Nick Phaneuf, bassist in the Jim Dozet Band and Russ Grazier Quartet, and member of fiveighthirteen:

As soon as I knew our era I had only one thought: Labyrinth. From there Jim and I just wanted to arranged the music to play off of our strengths and aesthetics. Bowie himself would rework the presentation of his own material based on the current touring band so I felt that gave us a great deal of latitude to make them our own.

Jim Dozet, PMAC guitar instructor and leader of the Jim Dozet Band:

Initially after Russ proposed the concept and invited my band to take part I was just excited about the prospect and challenge of arranging Bowie tunes in interesting ways to fit the mold of our particular sound. After Nick brought to my attention that we had the ‘Labyrinth’ era I was especially excited, as was Nick. I grew up watching that movie over and over with my sister. Nick came up with a couple great arrangements of songs from the soundtrack.

After that it was a matter of sifting through all of Bowie’s music from the 80’s to find the perfect songs to both showcase the era and our strengths as an ensemble. We tend to exist in the ‘Americana’ realm musically. I wanted to find songs that the audience could relate to and recognize and arrange them completely different still maintaining the overall essence and hook of the original. I think we pulled it off and I am excited to present the fruits of our efforts on July 11th.


Also – Nick, (Mike) Effenberger – Without giving away all the surprises, how is fiveighthirteen doing Bowie? Are there specific eras/albums in Bowie’s output that have influence any of, inside or outside of your fiveighthirteen work?


The period we have encompasses Bowie’s time with Brian Eno. Eno’s influence on those records is pretty obvious but it’s not as though anyone could take the Bowie out of Bowie. Eno is an influence on Effe and I. So that’s probably the strongest connection between this band and Bowie. As for how does fiveighthirteen do Bowie? One word: irreverently.

Mike Effenberger, member of fiveighthirteen and Mother Superior:

To echo Nick: Brian Eno was my inroad to David Bowie’s music. The studio is an instrument, and both Eno and Bowie did some killer playing of it in their collaboration while managing to avoid the innumerable pitfalls of that particular decade of pop music.

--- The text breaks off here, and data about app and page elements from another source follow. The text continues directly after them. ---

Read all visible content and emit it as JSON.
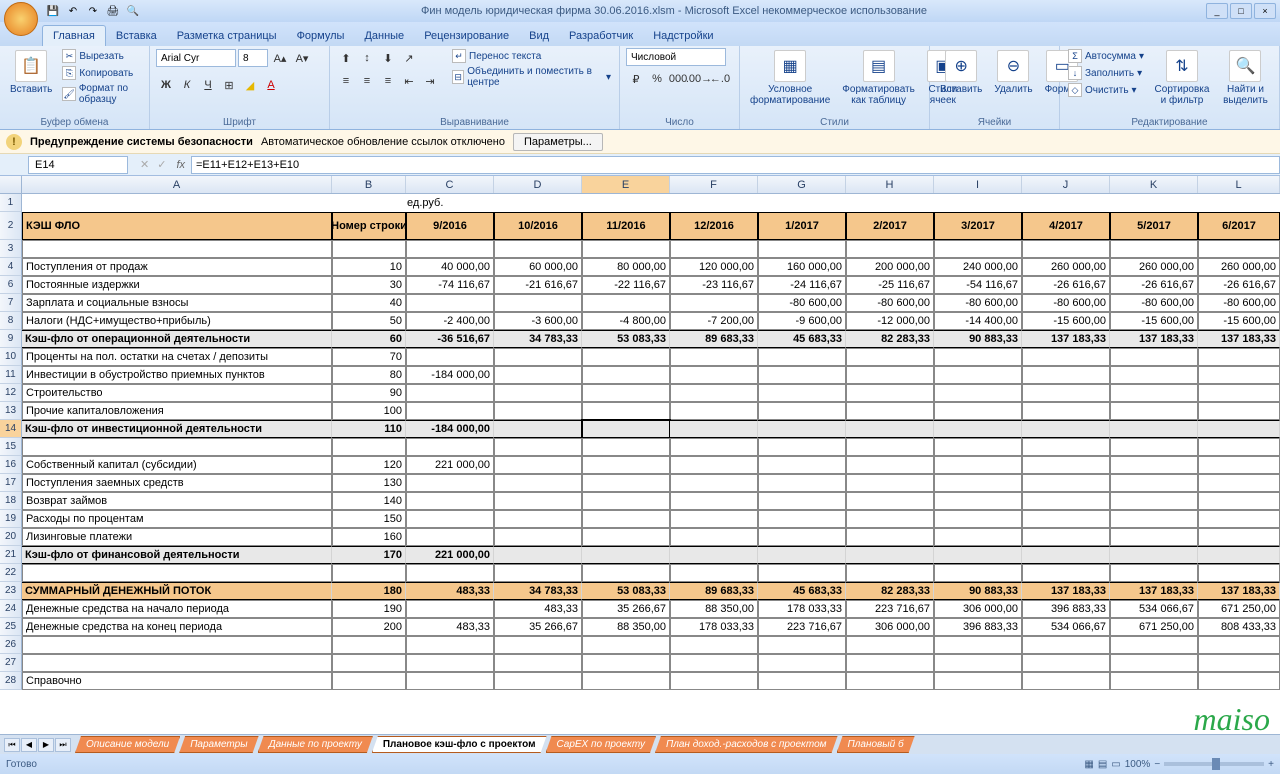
{
  "title": "Фин модель юридическая фирма 30.06.2016.xlsm - Microsoft Excel некоммерческое использование",
  "qat": {
    "save": "💾",
    "undo": "↶",
    "redo": "↷",
    "print": "🖨",
    "preview": "🔍"
  },
  "tabs": [
    "Главная",
    "Вставка",
    "Разметка страницы",
    "Формулы",
    "Данные",
    "Рецензирование",
    "Вид",
    "Разработчик",
    "Надстройки"
  ],
  "ribbon": {
    "clipboard": {
      "paste": "Вставить",
      "cut": "Вырезать",
      "copy": "Копировать",
      "format": "Формат по образцу",
      "label": "Буфер обмена"
    },
    "font": {
      "name": "Arial Cyr",
      "size": "8",
      "label": "Шрифт"
    },
    "align": {
      "wrap": "Перенос текста",
      "merge": "Объединить и поместить в центре",
      "label": "Выравнивание"
    },
    "number": {
      "format": "Числовой",
      "label": "Число"
    },
    "styles": {
      "cond": "Условное форматирование",
      "table": "Форматировать как таблицу",
      "cell": "Стили ячеек",
      "label": "Стили"
    },
    "cells": {
      "insert": "Вставить",
      "delete": "Удалить",
      "format": "Формат",
      "label": "Ячейки"
    },
    "editing": {
      "sum": "Автосумма",
      "fill": "Заполнить",
      "clear": "Очистить",
      "sort": "Сортировка и фильтр",
      "find": "Найти и выделить",
      "label": "Редактирование"
    }
  },
  "warning": {
    "title": "Предупреждение системы безопасности",
    "msg": "Автоматическое обновление ссылок отключено",
    "btn": "Параметры..."
  },
  "namebox": "E14",
  "formula": "=E11+E12+E13+E10",
  "cols": [
    "A",
    "B",
    "C",
    "D",
    "E",
    "F",
    "G",
    "H",
    "I",
    "J",
    "K",
    "L"
  ],
  "unit": "ед.руб.",
  "hdr": {
    "title": "КЭШ ФЛО",
    "rownum": "Номер строки",
    "periods": [
      "9/2016",
      "10/2016",
      "11/2016",
      "12/2016",
      "1/2017",
      "2/2017",
      "3/2017",
      "4/2017",
      "5/2017",
      "6/2017"
    ]
  },
  "rows": [
    {
      "n": 4,
      "label": "Поступления от продаж",
      "rn": "10",
      "v": [
        "40 000,00",
        "60 000,00",
        "80 000,00",
        "120 000,00",
        "160 000,00",
        "200 000,00",
        "240 000,00",
        "260 000,00",
        "260 000,00",
        "260 000,00"
      ]
    },
    {
      "n": 6,
      "label": "Постоянные издержки",
      "rn": "30",
      "v": [
        "-74 116,67",
        "-21 616,67",
        "-22 116,67",
        "-23 116,67",
        "-24 116,67",
        "-25 116,67",
        "-54 116,67",
        "-26 616,67",
        "-26 616,67",
        "-26 616,67"
      ]
    },
    {
      "n": 7,
      "label": "Зарплата и социальные взносы",
      "rn": "40",
      "v": [
        "",
        "",
        "",
        "",
        "-80 600,00",
        "-80 600,00",
        "-80 600,00",
        "-80 600,00",
        "-80 600,00",
        "-80 600,00"
      ]
    },
    {
      "n": 8,
      "label": "Налоги (НДС+имущество+прибыль)",
      "rn": "50",
      "v": [
        "-2 400,00",
        "-3 600,00",
        "-4 800,00",
        "-7 200,00",
        "-9 600,00",
        "-12 000,00",
        "-14 400,00",
        "-15 600,00",
        "-15 600,00",
        "-15 600,00"
      ]
    },
    {
      "n": 9,
      "label": "Кэш-фло от операционной деятельности",
      "rn": "60",
      "bold": true,
      "v": [
        "-36 516,67",
        "34 783,33",
        "53 083,33",
        "89 683,33",
        "45 683,33",
        "82 283,33",
        "90 883,33",
        "137 183,33",
        "137 183,33",
        "137 183,33"
      ]
    },
    {
      "n": 10,
      "label": "Проценты на пол. остатки на счетах / депозиты",
      "rn": "70",
      "v": [
        "",
        "",
        "",
        "",
        "",
        "",
        "",
        "",
        "",
        ""
      ]
    },
    {
      "n": 11,
      "label": "Инвестиции в обустройство приемных пунктов",
      "rn": "80",
      "v": [
        "-184 000,00",
        "",
        "",
        "",
        "",
        "",
        "",
        "",
        "",
        ""
      ]
    },
    {
      "n": 12,
      "label": "Строительство",
      "rn": "90",
      "v": [
        "",
        "",
        "",
        "",
        "",
        "",
        "",
        "",
        "",
        ""
      ]
    },
    {
      "n": 13,
      "label": "Прочие капиталовложения",
      "rn": "100",
      "v": [
        "",
        "",
        "",
        "",
        "",
        "",
        "",
        "",
        "",
        ""
      ]
    },
    {
      "n": 14,
      "label": "Кэш-фло от инвестиционной деятельности",
      "rn": "110",
      "bold": true,
      "active": true,
      "v": [
        "-184 000,00",
        "",
        "",
        "",
        "",
        "",
        "",
        "",
        "",
        ""
      ]
    },
    {
      "n": 15,
      "label": "",
      "rn": "",
      "v": [
        "",
        "",
        "",
        "",
        "",
        "",
        "",
        "",
        "",
        ""
      ]
    },
    {
      "n": 16,
      "label": "Собственный капитал (субсидии)",
      "rn": "120",
      "v": [
        "221 000,00",
        "",
        "",
        "",
        "",
        "",
        "",
        "",
        "",
        ""
      ]
    },
    {
      "n": 17,
      "label": "Поступления заемных средств",
      "rn": "130",
      "v": [
        "",
        "",
        "",
        "",
        "",
        "",
        "",
        "",
        "",
        ""
      ]
    },
    {
      "n": 18,
      "label": "Возврат займов",
      "rn": "140",
      "v": [
        "",
        "",
        "",
        "",
        "",
        "",
        "",
        "",
        "",
        ""
      ]
    },
    {
      "n": 19,
      "label": "Расходы по процентам",
      "rn": "150",
      "v": [
        "",
        "",
        "",
        "",
        "",
        "",
        "",
        "",
        "",
        ""
      ]
    },
    {
      "n": 20,
      "label": "Лизинговые платежи",
      "rn": "160",
      "v": [
        "",
        "",
        "",
        "",
        "",
        "",
        "",
        "",
        "",
        ""
      ]
    },
    {
      "n": 21,
      "label": "Кэш-фло от финансовой деятельности",
      "rn": "170",
      "bold": true,
      "v": [
        "221 000,00",
        "",
        "",
        "",
        "",
        "",
        "",
        "",
        "",
        ""
      ]
    },
    {
      "n": 22,
      "label": "",
      "rn": "",
      "v": [
        "",
        "",
        "",
        "",
        "",
        "",
        "",
        "",
        "",
        ""
      ]
    },
    {
      "n": 23,
      "label": "СУММАРНЫЙ ДЕНЕЖНЫЙ ПОТОК",
      "rn": "180",
      "sum": true,
      "v": [
        "483,33",
        "34 783,33",
        "53 083,33",
        "89 683,33",
        "45 683,33",
        "82 283,33",
        "90 883,33",
        "137 183,33",
        "137 183,33",
        "137 183,33"
      ]
    },
    {
      "n": 24,
      "label": "Денежные средства на начало периода",
      "rn": "190",
      "v": [
        "",
        "483,33",
        "35 266,67",
        "88 350,00",
        "178 033,33",
        "223 716,67",
        "306 000,00",
        "396 883,33",
        "534 066,67",
        "671 250,00"
      ]
    },
    {
      "n": 25,
      "label": "Денежные средства на конец периода",
      "rn": "200",
      "v": [
        "483,33",
        "35 266,67",
        "88 350,00",
        "178 033,33",
        "223 716,67",
        "306 000,00",
        "396 883,33",
        "534 066,67",
        "671 250,00",
        "808 433,33"
      ]
    },
    {
      "n": 26,
      "label": "",
      "rn": "",
      "v": [
        "",
        "",
        "",
        "",
        "",
        "",
        "",
        "",
        "",
        ""
      ]
    },
    {
      "n": 27,
      "label": "",
      "rn": "",
      "v": [
        "",
        "",
        "",
        "",
        "",
        "",
        "",
        "",
        "",
        ""
      ]
    },
    {
      "n": 28,
      "label": "Справочно",
      "rn": "",
      "v": [
        "",
        "",
        "",
        "",
        "",
        "",
        "",
        "",
        "",
        ""
      ]
    }
  ],
  "sheets": [
    "Описание модели",
    "Параметры",
    "Данные по проекту",
    "Плановое кэш-фло с проектом",
    "CapEX по проекту",
    "План доход.-расходов с проектом",
    "Плановый б"
  ],
  "activeSheet": 3,
  "status": {
    "ready": "Готово",
    "zoom": "100%"
  },
  "watermark": "maiso"
}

They made texture a focal point rather than simply a vehicle for other elements, and seem to have had a blast with the idea of song form, and form in general.


I’m incredibly thrilled about this show and all of the amazing musicians who will be performing on it. Check back for a final blog post AFTER the show.